Unreleased Soundgarden tracks are at the centre of the legal row

The surviving members of Soundgarden have responded to a lawsuit filed by late singer Chris Cornell’s widow over alleged unpaid royalties.

Vicky Cornell filed legal documents in December that were reported to concern the rights to several unreleased songs and what is described as “hundreds of thousands of dollars” in royalty payments that the claim says are “indisputably owed” to Cornell’s widow and children.

Later, the complaint said that Soundgarden have “resorted to pressure tactics, harassment, unlawful conversion of royalties, and extortion” by suggesting that Vicky is blocking the release of new music.


Chris and Vicky Cornell
Chris and Vicky Cornell CREDIT: Getty

Now, Soundgarden’s Kim Thayil, Matt Cameron, and Ben Shepherd have filed their response in a Florida federal court, according to Rolling Stone.

The response’s preliminary statement describes Vicky’s complaint as “an offensive recitation of false allegations and hurtful personal accusations,” and says that Soundgarden “categorically deny every material contention lobbed against them including, most callously, that they were uncaring following Cornell’s death in 2017.”

It also argues that Vicky “is not the owner” of the unreleased songs dating back to 2015 mentioned in her complaint, and that “they are provably Soundgarden’s and intended for a new Soundgarden album.”

They also say that Vicky has “the only existing multi-track versions of the recordings” and “has refused to return” them for over two years.

In response, Marty Singer, attorney for Vicky Cornell and the Estate of Chris Cornell made the following statement:


“We obviously disagree with the band’s blatant mischaracterisation of events, and stand by the truthful facts set forth in our complaint.

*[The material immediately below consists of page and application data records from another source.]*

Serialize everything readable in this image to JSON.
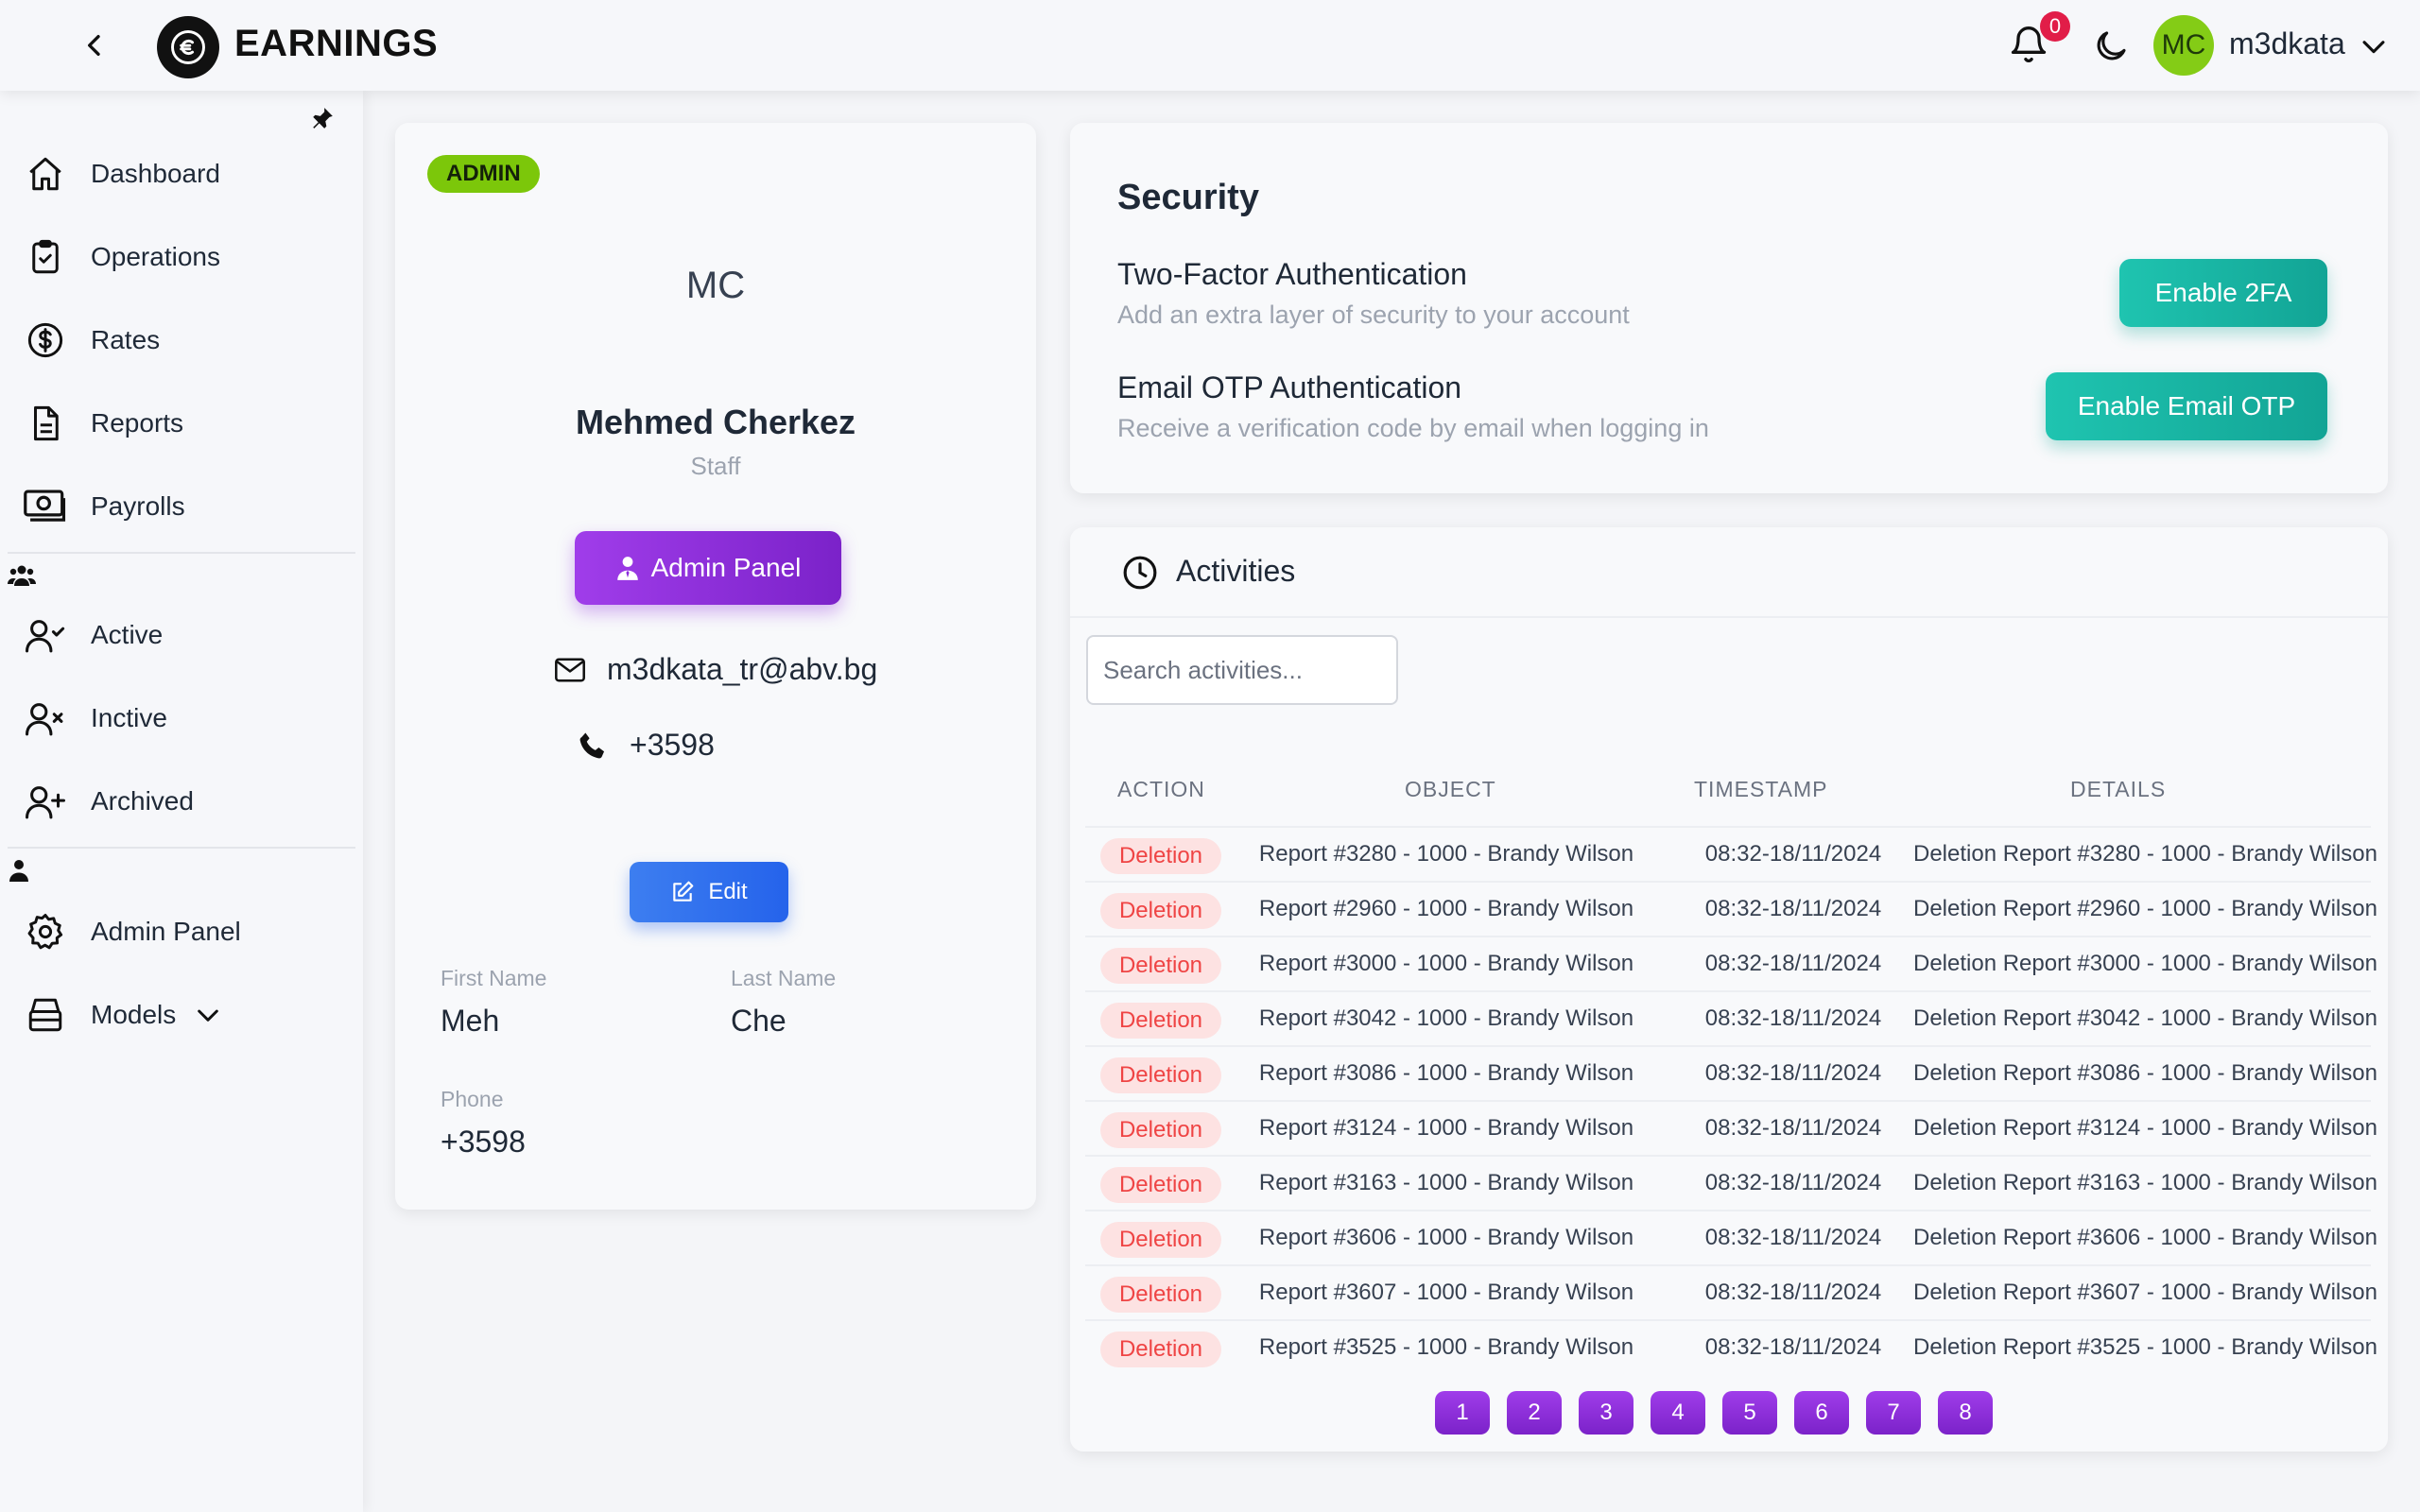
{
  "app": {
    "title": "EARNINGS"
  },
  "topbar": {
    "notification_count": "0",
    "avatar_initials": "MC",
    "username": "m3dkata"
  },
  "sidebar": {
    "items": [
      {
        "label": "Dashboard",
        "icon": "home-icon"
      },
      {
        "label": "Operations",
        "icon": "clipboard-check-icon"
      },
      {
        "label": "Rates",
        "icon": "dollar-circle-icon"
      },
      {
        "label": "Reports",
        "icon": "document-icon"
      },
      {
        "label": "Payrolls",
        "icon": "cash-icon"
      }
    ],
    "users_group": [
      {
        "label": "Active",
        "icon": "user-check-icon"
      },
      {
        "label": "Inctive",
        "icon": "user-x-icon"
      },
      {
        "label": "Archived",
        "icon": "user-plus-icon"
      }
    ],
    "admin_group": [
      {
        "label": "Admin Panel",
        "icon": "gear-icon"
      },
      {
        "label": "Models",
        "icon": "database-icon"
      }
    ]
  },
  "profile": {
    "badge": "ADMIN",
    "initials": "MC",
    "name": "Mehmed Cherkez",
    "role": "Staff",
    "admin_button": "Admin Panel",
    "email": "m3dkata_tr@abv.bg",
    "phone": "+3598",
    "edit_button": "Edit",
    "first_name_label": "First Name",
    "first_name": "Meh",
    "last_name_label": "Last Name",
    "last_name": "Che",
    "phone_label": "Phone",
    "phone_value": "+3598"
  },
  "security": {
    "title": "Security",
    "twofa_title": "Two-Factor Authentication",
    "twofa_sub": "Add an extra layer of security to your account",
    "twofa_button": "Enable 2FA",
    "otp_title": "Email OTP Authentication",
    "otp_sub": "Receive a verification code by email when logging in",
    "otp_button": "Enable Email OTP"
  },
  "activities": {
    "title": "Activities",
    "search_placeholder": "Search activities...",
    "columns": [
      "ACTION",
      "OBJECT",
      "TIMESTAMP",
      "DETAILS"
    ],
    "rows": [
      {
        "action": "Deletion",
        "object": "Report #3280 - 1000 - Brandy Wilson",
        "timestamp": "08:32-18/11/2024",
        "details": "Deletion Report #3280 - 1000 - Brandy Wilson"
      },
      {
        "action": "Deletion",
        "object": "Report #2960 - 1000 - Brandy Wilson",
        "timestamp": "08:32-18/11/2024",
        "details": "Deletion Report #2960 - 1000 - Brandy Wilson"
      },
      {
        "action": "Deletion",
        "object": "Report #3000 - 1000 - Brandy Wilson",
        "timestamp": "08:32-18/11/2024",
        "details": "Deletion Report #3000 - 1000 - Brandy Wilson"
      },
      {
        "action": "Deletion",
        "object": "Report #3042 - 1000 - Brandy Wilson",
        "timestamp": "08:32-18/11/2024",
        "details": "Deletion Report #3042 - 1000 - Brandy Wilson"
      },
      {
        "action": "Deletion",
        "object": "Report #3086 - 1000 - Brandy Wilson",
        "timestamp": "08:32-18/11/2024",
        "details": "Deletion Report #3086 - 1000 - Brandy Wilson"
      },
      {
        "action": "Deletion",
        "object": "Report #3124 - 1000 - Brandy Wilson",
        "timestamp": "08:32-18/11/2024",
        "details": "Deletion Report #3124 - 1000 - Brandy Wilson"
      },
      {
        "action": "Deletion",
        "object": "Report #3163 - 1000 - Brandy Wilson",
        "timestamp": "08:32-18/11/2024",
        "details": "Deletion Report #3163 - 1000 - Brandy Wilson"
      },
      {
        "action": "Deletion",
        "object": "Report #3606 - 1000 - Brandy Wilson",
        "timestamp": "08:32-18/11/2024",
        "details": "Deletion Report #3606 - 1000 - Brandy Wilson"
      },
      {
        "action": "Deletion",
        "object": "Report #3607 - 1000 - Brandy Wilson",
        "timestamp": "08:32-18/11/2024",
        "details": "Deletion Report #3607 - 1000 - Brandy Wilson"
      },
      {
        "action": "Deletion",
        "object": "Report #3525 - 1000 - Brandy Wilson",
        "timestamp": "08:32-18/11/2024",
        "details": "Deletion Report #3525 - 1000 - Brandy Wilson"
      }
    ],
    "pages": [
      "1",
      "2",
      "3",
      "4",
      "5",
      "6",
      "7",
      "8"
    ]
  },
  "colors": {
    "accent_purple": "#8b2cdc",
    "teal": "#14b8a6",
    "admin_green": "#7cc70a",
    "blue": "#2563eb",
    "danger": "#ef4444"
  }
}
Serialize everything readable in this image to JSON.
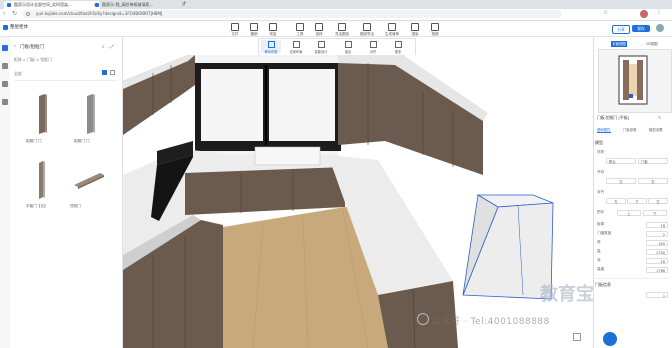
{
  "browser": {
    "tabs": [
      {
        "label": "酷家乐设计全部空间_实时渲染..."
      },
      {
        "label": "酷家乐-我_高阶带框玻璃柜..."
      }
    ],
    "url": "yun.kujiale.com/cloud/tool/h5/diy?designid=3FO4BOIBOTJHBMJ"
  },
  "app": {
    "design_name": "整屋柜体",
    "toolbar": [
      "文件",
      "撤销",
      "恢复",
      "工具",
      "选择",
      "灵活图纸",
      "图纸导出",
      "生成清单",
      "渲染",
      "视频"
    ],
    "sub_toolbar": [
      "移动布置",
      "空间布局",
      "智能设计",
      "组合",
      "对齐",
      "更多"
    ],
    "right_buttons": [
      "分享",
      "保存"
    ]
  },
  "left_panel": {
    "breadcrumb": "门板/铝框门",
    "path": "柜体 > 门板 > 铝框门",
    "filter_label": "全部",
    "section_label": "默认",
    "items": [
      {
        "label": "铝框门 门"
      },
      {
        "label": "铝框门 门"
      },
      {
        "label": "平板门【无】"
      },
      {
        "label": "顶线门"
      }
    ]
  },
  "right_panel": {
    "tabs": [
      "平面视图",
      "2D视图"
    ],
    "title": "门板-铝框门 [平板]",
    "sub_tabs": [
      "基础属性",
      "门板参数",
      "模型设置"
    ],
    "section": "模型",
    "rows": [
      {
        "label": "材质",
        "values": [
          "默认",
          "门板"
        ]
      },
      {
        "label": "开向",
        "values": [
          "左",
          "右"
        ]
      },
      {
        "label": "对齐",
        "values": [
          "左",
          "下",
          "左"
        ]
      },
      {
        "label": "把手",
        "values": [
          "上",
          "下"
        ]
      },
      {
        "label": "板厚",
        "values": [
          "18"
        ]
      },
      {
        "label": "门缝宽度",
        "values": [
          "2"
        ]
      },
      {
        "label": "宽",
        "values": [
          "450"
        ]
      },
      {
        "label": "高",
        "values": [
          "2700"
        ]
      },
      {
        "label": "深",
        "values": [
          "18"
        ]
      },
      {
        "label": "高度",
        "values": [
          "1786"
        ]
      }
    ],
    "bottom_section": "门板信息",
    "bottom_value": "1"
  },
  "watermark": {
    "channel": "公众号 · Tel:4001088888",
    "brand": "教育宝"
  },
  "colors": {
    "accent": "#1e6fd9",
    "wood_dark": "#6b5a4e",
    "wood_floor": "#c8a97b",
    "counter": "#e9e9e9"
  }
}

It is disappointing that Chris’ former band members have now sought to taint his legacy by making numerous false allegations, and that they continue to withhold substantial monies from his widow and minor children (despite using those same funds to pay for their own legal fees).

“The issue in this case is not who wrote the songs but rather who owns the specific recordings made solely by Chris while he resided in Florida. We are very confident that the Court will vindicate the rights of Chris’ Estate, and that the case will properly remain in Florida, where Chris resided and recorded the songs that are now the lawful property of his Estate.”

Back in November, Soundgarden guitarist Kim Thayil said that a new Soundgarden album featuring Chris Cornell’s vocals is “entirely possible” in the future.

Last week, meanwhile, Vicky Cornell released a statement following the news of her late husband’s 2020 Grammy victory.

The singer was posthumously awarded with the Best Recording Packaging prize for his 17-track self-titled double LP, which was released in 2018.

“I am grateful to Jeff Ament and everyone who helped create such a beautiful work of art from beginning to end, in loving memory and in tribute to Chris – he would be so proud,” she said.